A primary mission of the Judicial Integrity Report is to expose political prosecutions. In the past twenty years, there has been a dramatic increase in political prosecutions in America. The Wall Street Journal has reported a great rise in political prosecutions throughout the United States. In 2007, Congress was so concerned with the rise in politically motivated prosecutions that for the first time in its history, Congress held congressional hearings to investigate this dangerous trend in prosecutorial abuse of our citizens.

A Primer on Politically Motivated Prosecutions

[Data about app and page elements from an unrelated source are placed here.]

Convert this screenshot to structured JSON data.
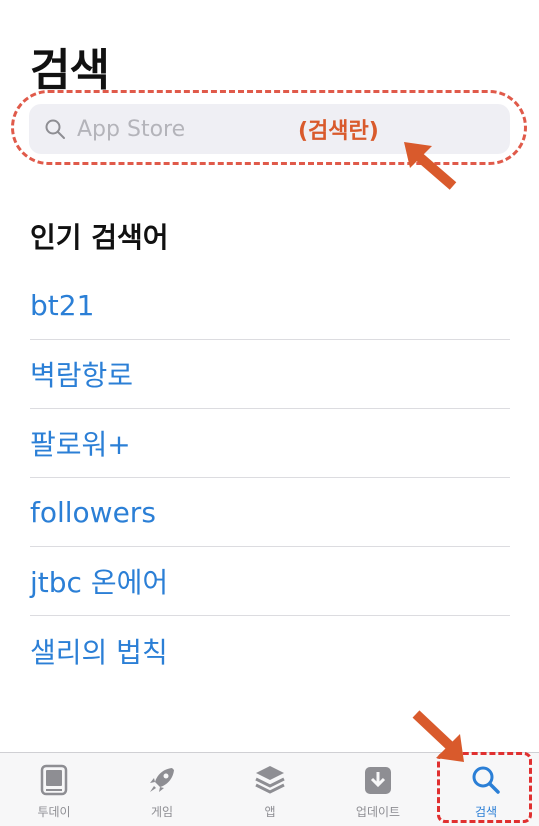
{
  "header": {
    "title": "검색"
  },
  "search": {
    "placeholder": "App Store",
    "annotation": "(검색란)"
  },
  "trending": {
    "heading": "인기 검색어",
    "items": [
      "bt21",
      "벽람항로",
      "팔로워+",
      "followers",
      "jtbc 온에어",
      "샐리의 법칙"
    ]
  },
  "tabbar": {
    "tabs": [
      {
        "label": "투데이",
        "icon": "today-icon"
      },
      {
        "label": "게임",
        "icon": "rocket-icon"
      },
      {
        "label": "앱",
        "icon": "apps-stack-icon"
      },
      {
        "label": "업데이트",
        "icon": "download-tray-icon"
      },
      {
        "label": "검색",
        "icon": "search-icon"
      }
    ],
    "active": "검색"
  },
  "colors": {
    "accent": "#2b7fd6",
    "annotation": "#e05a4a",
    "inactive": "#8e8e93"
  }
}
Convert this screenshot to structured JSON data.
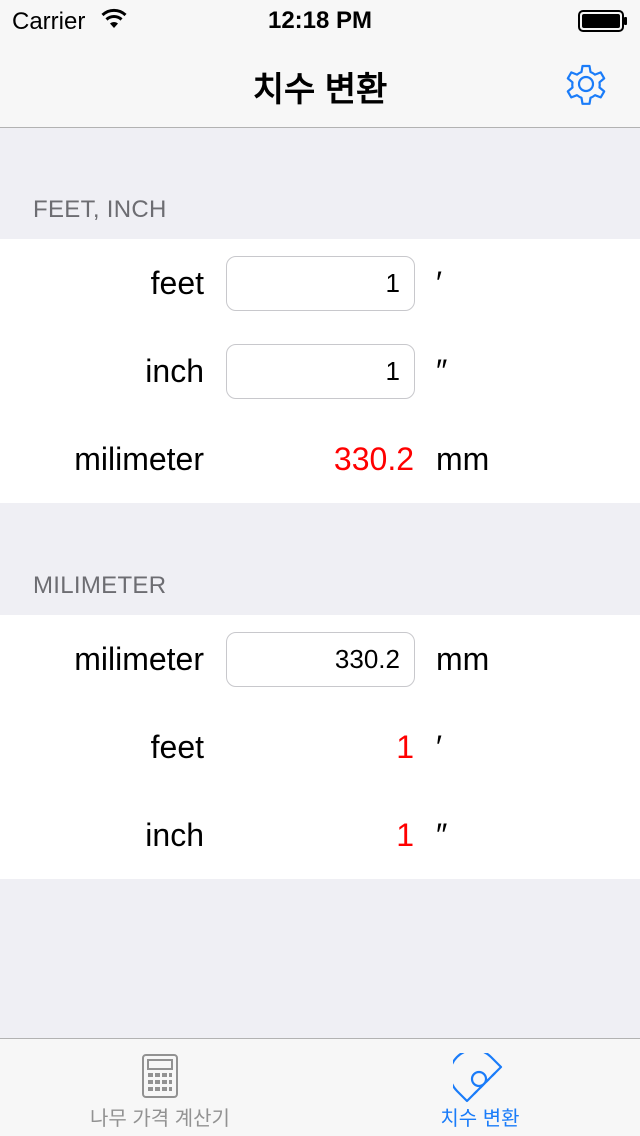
{
  "status_bar": {
    "carrier": "Carrier",
    "time": "12:18 PM",
    "icons": [
      "wifi-icon",
      "battery-icon"
    ]
  },
  "nav": {
    "title": "치수 변환",
    "settings_icon": "gear-icon",
    "accent_color": "#1a7cf9"
  },
  "sections": {
    "feet_inch": {
      "header": "FEET, INCH",
      "rows": {
        "feet": {
          "label": "feet",
          "value": "1",
          "unit": "′"
        },
        "inch": {
          "label": "inch",
          "value": "1",
          "unit": "″"
        },
        "mm": {
          "label": "milimeter",
          "value": "330.2",
          "unit": "mm"
        }
      }
    },
    "milimeter": {
      "header": "MILIMETER",
      "rows": {
        "mm": {
          "label": "milimeter",
          "value": "330.2",
          "unit": "mm"
        },
        "feet": {
          "label": "feet",
          "value": "1",
          "unit": "′"
        },
        "inch": {
          "label": "inch",
          "value": "1",
          "unit": "″"
        }
      }
    }
  },
  "colors": {
    "result": "#ff0000",
    "background": "#efeff4",
    "tab_active": "#1a7cf9",
    "tab_inactive": "#929292"
  },
  "tab_bar": {
    "tabs": [
      {
        "label": "나무 가격 계산기",
        "icon": "calculator-icon",
        "active": false
      },
      {
        "label": "치수 변환",
        "icon": "protractor-icon",
        "active": true
      }
    ]
  }
}
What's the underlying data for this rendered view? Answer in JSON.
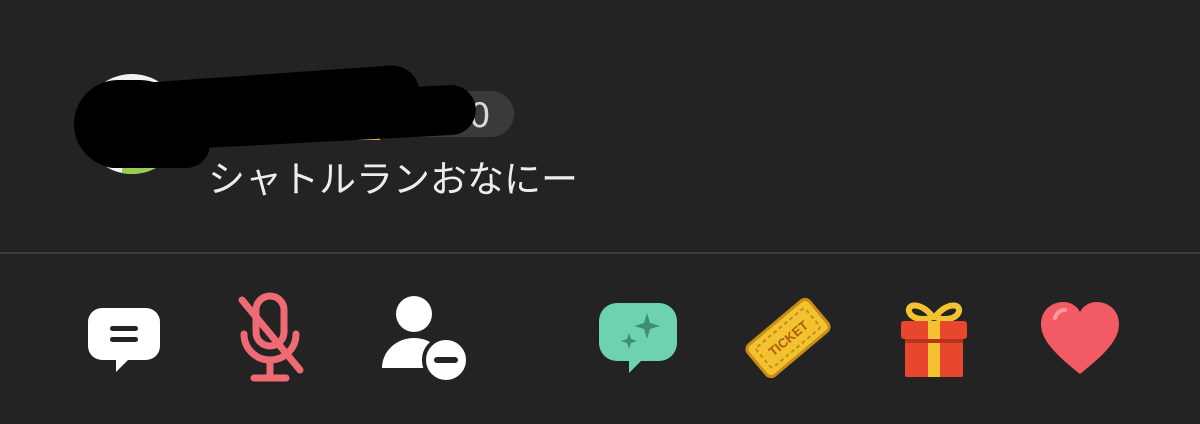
{
  "comment": {
    "level": "Lv.20",
    "text": "シャトルランおなにー"
  },
  "toolbar": {
    "items": [
      {
        "icon": "chat-bubble-icon"
      },
      {
        "icon": "microphone-muted-icon"
      },
      {
        "icon": "remove-user-icon"
      },
      {
        "icon": "sparkle-chat-icon"
      },
      {
        "icon": "ticket-icon",
        "label": "TICKET"
      },
      {
        "icon": "gift-icon"
      },
      {
        "icon": "heart-icon"
      }
    ]
  },
  "colors": {
    "background": "#232323",
    "mic_muted": "#ef6b73",
    "sparkle_chat": "#6fd2ae",
    "ticket": "#f2c230",
    "gift": "#e8472e",
    "heart": "#f25a64"
  }
}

In the United States, the increase in political prosecutions has forced Congress, and other legal authorities, to address this dangerous trend in prosecutorial abuse. Historically, political prosecutions were common in European states, especially in the police states of the former Soviet Union. Political prosecutions go back to the Imperial Era, when “justice” was simply a tool of the ruling class.

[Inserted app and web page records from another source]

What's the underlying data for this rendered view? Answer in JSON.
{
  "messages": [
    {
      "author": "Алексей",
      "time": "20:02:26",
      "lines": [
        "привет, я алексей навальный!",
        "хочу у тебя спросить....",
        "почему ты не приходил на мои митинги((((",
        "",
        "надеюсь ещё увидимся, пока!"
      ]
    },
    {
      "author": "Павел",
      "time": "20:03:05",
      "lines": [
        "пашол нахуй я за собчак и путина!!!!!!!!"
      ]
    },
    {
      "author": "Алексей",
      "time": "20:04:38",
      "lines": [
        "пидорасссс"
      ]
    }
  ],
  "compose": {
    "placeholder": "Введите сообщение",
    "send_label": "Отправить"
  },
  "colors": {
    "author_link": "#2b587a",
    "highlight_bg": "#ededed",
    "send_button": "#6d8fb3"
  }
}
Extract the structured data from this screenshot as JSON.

In more modern times, political prosecutions in Eastern Europe and other areas of the world have likewise “gone modern” — often using inherently vague charges such as “fraud” or “insider trading” or some other economic activity as pretext. Just this past summer, an Iowa court threw out a criminal “fraud” charge filed by prosecutors against an administrative law judge who had been critical of the state’s governor. The Iowa court dismissed the prosecution because it appeared to be vindictive, retaliatory and politically motivated.

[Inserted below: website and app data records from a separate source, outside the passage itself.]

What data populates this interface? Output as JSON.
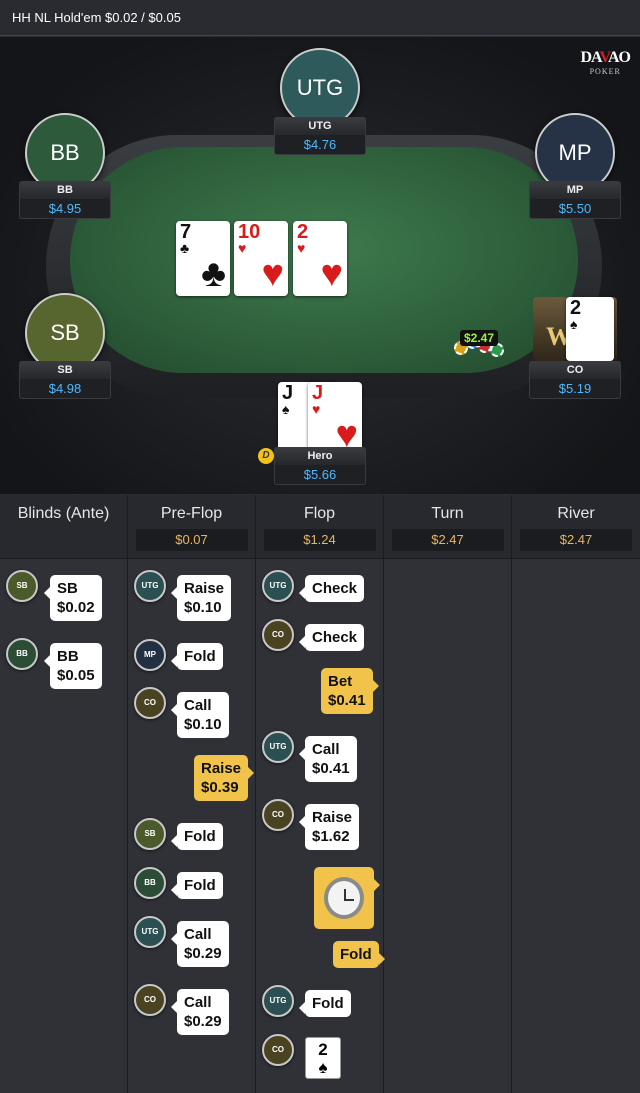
{
  "title": "HH NL Hold'em $0.02 / $0.05",
  "brand": {
    "part1": "DA",
    "part2": "V",
    "part3": "AO",
    "sub": "POKER"
  },
  "felt_logo": "O",
  "seats": {
    "utg": {
      "avatar": "UTG",
      "name": "UTG",
      "stack": "$4.76",
      "color": "#2f5a5c"
    },
    "bb": {
      "avatar": "BB",
      "name": "BB",
      "stack": "$4.95",
      "color": "#2e5a3c"
    },
    "mp": {
      "avatar": "MP",
      "name": "MP",
      "stack": "$5.50",
      "color": "#263245"
    },
    "sb": {
      "avatar": "SB",
      "name": "SB",
      "stack": "$4.98",
      "color": "#56662e"
    },
    "co": {
      "name": "CO",
      "stack": "$5.19"
    },
    "hero": {
      "name": "Hero",
      "stack": "$5.66"
    }
  },
  "board": [
    {
      "rank": "7",
      "suit": "♣",
      "color": "black"
    },
    {
      "rank": "10",
      "suit": "♥",
      "color": "red"
    },
    {
      "rank": "2",
      "suit": "♥",
      "color": "red"
    }
  ],
  "hero_cards": [
    {
      "rank": "J",
      "suit": "♠",
      "color": "black"
    },
    {
      "rank": "J",
      "suit": "♥",
      "color": "red"
    }
  ],
  "co_card": {
    "rank": "2",
    "suit": "♠"
  },
  "pot": "$2.47",
  "win_text": "WIN",
  "dealer": "D",
  "streets": [
    {
      "name": "Blinds (Ante)",
      "pot": ""
    },
    {
      "name": "Pre-Flop",
      "pot": "$0.07"
    },
    {
      "name": "Flop",
      "pot": "$1.24"
    },
    {
      "name": "Turn",
      "pot": "$2.47"
    },
    {
      "name": "River",
      "pot": "$2.47"
    }
  ],
  "actions": {
    "blinds": [
      {
        "player": "SB",
        "text": "SB\n$0.02"
      },
      {
        "player": "BB",
        "text": "BB\n$0.05"
      }
    ],
    "preflop": [
      {
        "player": "UTG",
        "text": "Raise\n$0.10"
      },
      {
        "player": "MP",
        "text": "Fold"
      },
      {
        "player": "CO",
        "text": "Call\n$0.10"
      },
      {
        "player": "Hero",
        "text": "Raise\n$0.39"
      },
      {
        "player": "SB",
        "text": "Fold"
      },
      {
        "player": "BB",
        "text": "Fold"
      },
      {
        "player": "UTG",
        "text": "Call\n$0.29"
      },
      {
        "player": "CO",
        "text": "Call\n$0.29"
      }
    ],
    "flop": [
      {
        "player": "UTG",
        "text": "Check"
      },
      {
        "player": "CO",
        "text": "Check"
      },
      {
        "player": "Hero",
        "text": "Bet\n$0.41"
      },
      {
        "player": "UTG",
        "text": "Call\n$0.41"
      },
      {
        "player": "CO",
        "text": "Raise\n$1.62"
      },
      {
        "player": "Hero",
        "text": "Fold"
      },
      {
        "player": "UTG",
        "text": "Fold"
      },
      {
        "player": "CO",
        "card_rank": "2",
        "card_suit": "♠"
      }
    ]
  }
}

Prosecutors initiate and use political prosecutions for a variety of reasons. Some of those reasons include “taking out” or punishing political opponents and their supporters; targeting citizens and critics who speak truth to power; filing prosecutions to generate favorable publicity for ambitious prosecutors, especially prosecutors seeking higher elective offices; and, prosecutors who file selective or vindictive prosecutions to sate the malice of those prosecutors or their friends and political allies. Political prosecutions are widely used to discredit and destroy political opponents and critics.

In America, prosecutors wield more power than any other official in our criminal justice system. Bypassing grand juries and using an “information” instead of an indictment, prosecutors have unlimited discretion to file, or not to file, a criminal prosecution. Unchecked power is always subject to abuse. Given that political prosecutions and prosecutorial misconduct go hand-in-hand, in the United States there has been a dramatic increase in both over the past twenty years.

Prosecutors can find some way to prosecute anybody if they want to do so. The breadth and ambiguity of criminal law gives prosecutors virtually unlimited cover, and pretext, to prosecute just about anybody, for just about anything. Several years ago, prosecutors in New York reportedly played a game, during lunch hour, in which they competed to see who could come up with the most creative legal theories to prosecute the most ostensibly virtuous people in the world, including Mother Theresa. Most Americans agree that few people have led such unblemished lives as to prevent a determined prosecutor from finding some basis for criminal prosecution.

In the past two decades, numerous political prosecutions have been identified, including the prosecutions of Don Siegelman (former governor of Alabama; fifty two (52) former state attorneys general endorsed a letter suggesting that Siegelman was the target of a politically motivated prosecution; Siegelman’s political prosecution was reported on the CBS “60 Minutes” program); Richard Scrushy (businessman/political donor); Cyril H. Wecht (attorney, author and pathologist); Oliver E. Diaz (Mississippi attorney and judge); Paul Minor (attorney and political donor); Katheryn Shields and husband Phil Carderella (Missouri county executive and her husband, a Missouri attorney, charged with fraud and acquitted in what was clearly a political prosecution); Georgia Thompson (Wisconsin official; conviction reversed for lack of evidence with appellate court criticism of the prosecutors); Bradley Burkenfeld (American banker and “whistleblower” who disclosed to the United States government that Swiss bank UBS had been engaged in a longtime systematic scheme to help wealthy U.S. citizens evade billions in U.S. taxes; although UBS escaped criminal prosecution, whistleblower Bradley Burkenfeld ended up being the only person criminally prosecuted, despite the fact that the U.S. government later awarded Burkenfeld $104 million for his whistleblowing of Swiss bank UBS); and U.S. Senator Ted Stevens (R-Alaska).

Many political prosecutions go undetected, especially those involving victims who are not prominent public figures. A leading misconception is that political prosecutions are aimed mostly at prominent politicians and well known public figures. This is inaccurate.

Anecdotal evidence suggests an increase in political prosecutions of a more local nature involving lesser known people who, for some reason or another, have gotten crossways with prosecutors and their political allies.